We are in the middle of an unprecedented worldwide pandemic. Many of you may have heard of the proposed stimulus payment being offered by the Treasury Department. No doubt you are eagerly anticipating this payment to help ease the burden many are feeling.
Unfortunately, scammers are also eagerly anticipating YOUR payment. Even though we are in a crisis, scammers won’t be taking time off. Instead, they are ramping up their efforts to prey on desperate people. Here are some steps you can take to protect yourself and your money.
- Be alert for phone scams. The Internal Revenue Service (IRS), Treasury Department, or any other government agency will not contact you by phone to collect information for stimulus payment processing. Period.
- Be alert for phishing scams. Government agencies will not email or text you to collect information for stimulus payment processing. Watch for suspicious emails or texts with links or attachments requesting information for processing stimulus deposits or checks. If you receive one, do not click the link or open the attachment. It’s a scam. Delete it.
- Be alert for state-related scams. State agencies will also not call, email or text you to collect information or a fee to process a stimulus payment. To date, no state has introduced their own version of a stimulus payment.
As of now, we are only aware of one communication a taxpayer will receive from the IRS. No later than 15 days after distributing a stimulus payment, the IRS is required to mail a notice to the taxpayer indicating the payment amount, whether the payment was mailed or deposited, and a phone number to call if the taxpayer did not receive the payment.

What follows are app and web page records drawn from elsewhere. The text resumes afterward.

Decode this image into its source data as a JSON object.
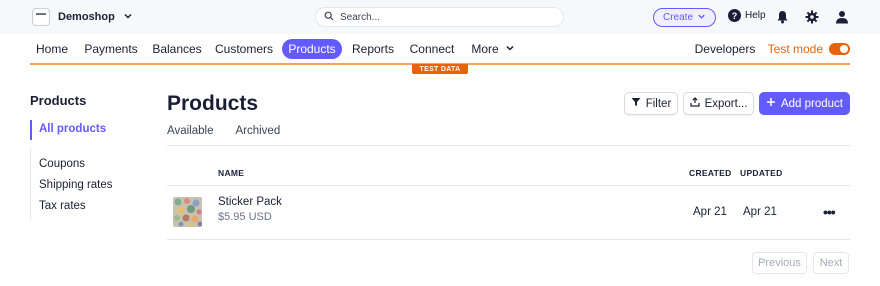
{
  "account": {
    "name": "Demoshop",
    "logo_icon": "store-icon",
    "chevron_icon": "chevron-down-icon"
  },
  "search": {
    "placeholder": "Search...",
    "icon": "search-icon"
  },
  "topbar": {
    "create_label": "Create",
    "help_label": "Help",
    "icons": [
      "bell-icon",
      "gear-icon",
      "user-icon"
    ]
  },
  "nav": {
    "items": [
      "Home",
      "Payments",
      "Balances",
      "Customers",
      "Products",
      "Reports",
      "Connect",
      "More"
    ],
    "active": "Products",
    "developers_label": "Developers",
    "test_mode_label": "Test mode",
    "test_mode_on": true
  },
  "test_data_label": "TEST DATA",
  "sidebar": {
    "title": "Products",
    "items": [
      "All products",
      "Coupons",
      "Shipping rates",
      "Tax rates"
    ],
    "active": "All products"
  },
  "page": {
    "title": "Products",
    "filter_label": "Filter",
    "export_label": "Export...",
    "add_label": "Add product",
    "tabs": [
      "Available",
      "Archived"
    ]
  },
  "table": {
    "headers": {
      "name": "NAME",
      "created": "CREATED",
      "updated": "UPDATED"
    },
    "rows": [
      {
        "name": "Sticker Pack",
        "price": "$5.95 USD",
        "created": "Apr 21",
        "updated": "Apr 21"
      }
    ]
  },
  "pagination": {
    "previous_label": "Previous",
    "next_label": "Next"
  },
  "colors": {
    "accent": "#635bff",
    "test_mode": "#e5630a",
    "topbar_bg": "#f6f8fa"
  }
}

Victims or targets of stimulus payment scams should report it immediately to the Federal Trade Commission, www.ftc.gov/complaint.
Stay safe and be scammer savvy!